╭─ THE INPUT

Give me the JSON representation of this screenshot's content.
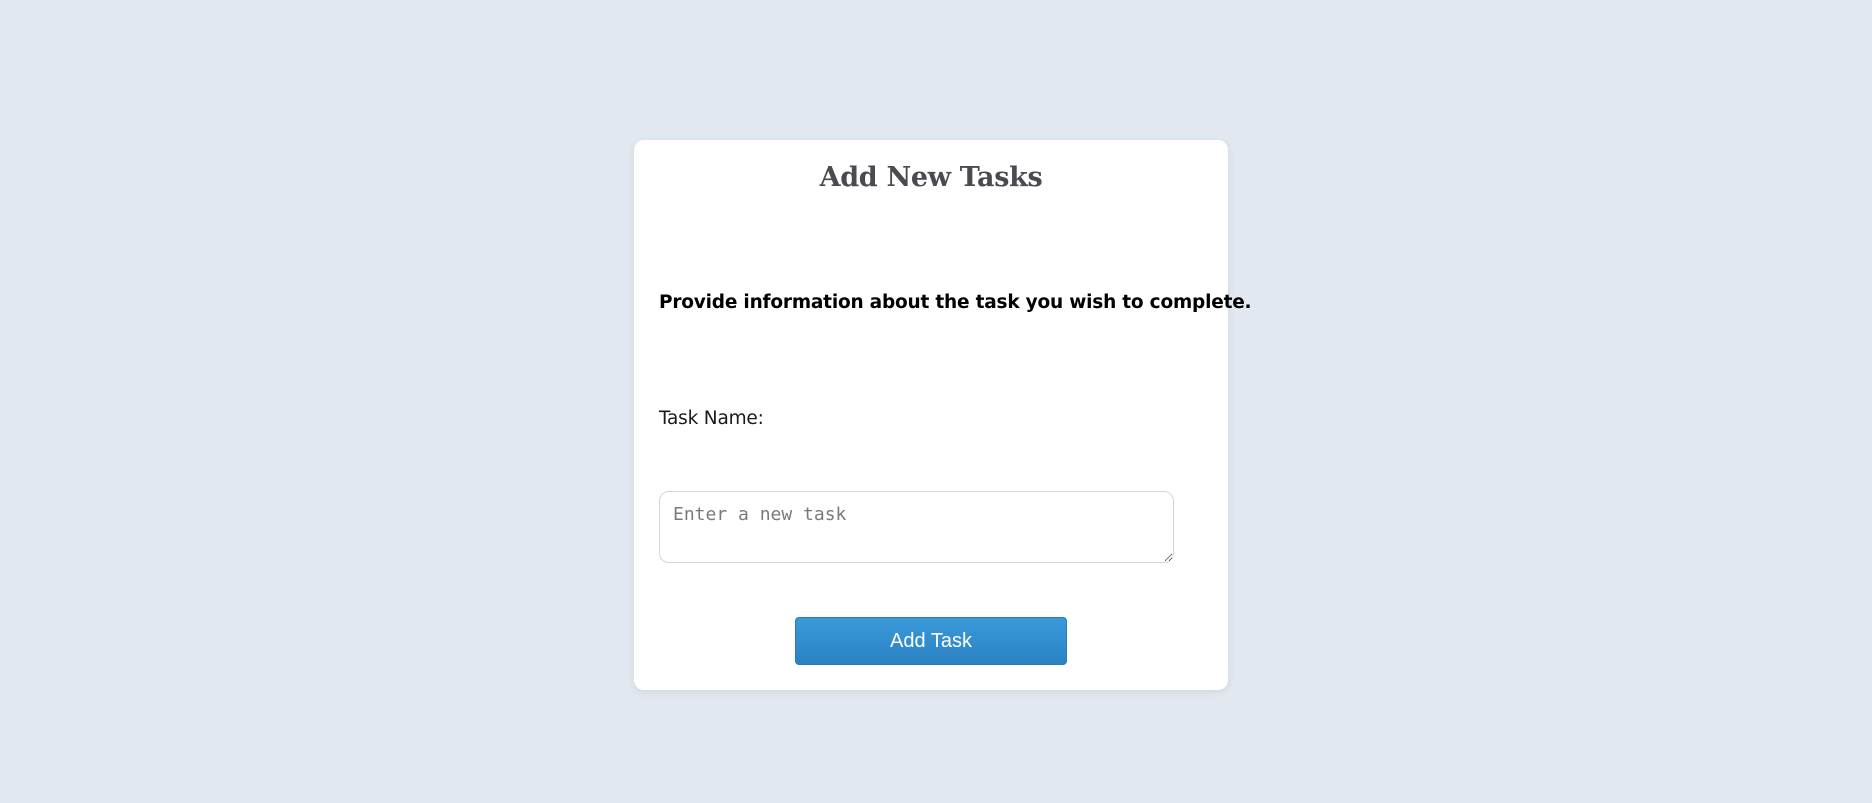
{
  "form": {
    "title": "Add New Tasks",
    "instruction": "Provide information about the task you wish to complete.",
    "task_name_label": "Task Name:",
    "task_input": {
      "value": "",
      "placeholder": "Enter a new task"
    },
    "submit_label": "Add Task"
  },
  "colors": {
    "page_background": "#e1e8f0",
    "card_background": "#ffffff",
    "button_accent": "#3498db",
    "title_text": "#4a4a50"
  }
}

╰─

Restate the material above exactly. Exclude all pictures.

→ SOLUTION FOR THIS PROBLEM
Give me the JSON representation of this screenshot's content.
{
  "form": {
    "title": "Add New Tasks",
    "instruction": "Provide information about the task you wish to complete.",
    "task_name_label": "Task Name:",
    "task_input": {
      "value": "",
      "placeholder": "Enter a new task"
    },
    "submit_label": "Add Task"
  },
  "colors": {
    "page_background": "#e1e8f0",
    "card_background": "#ffffff",
    "button_accent": "#3498db",
    "title_text": "#4a4a50"
  }
}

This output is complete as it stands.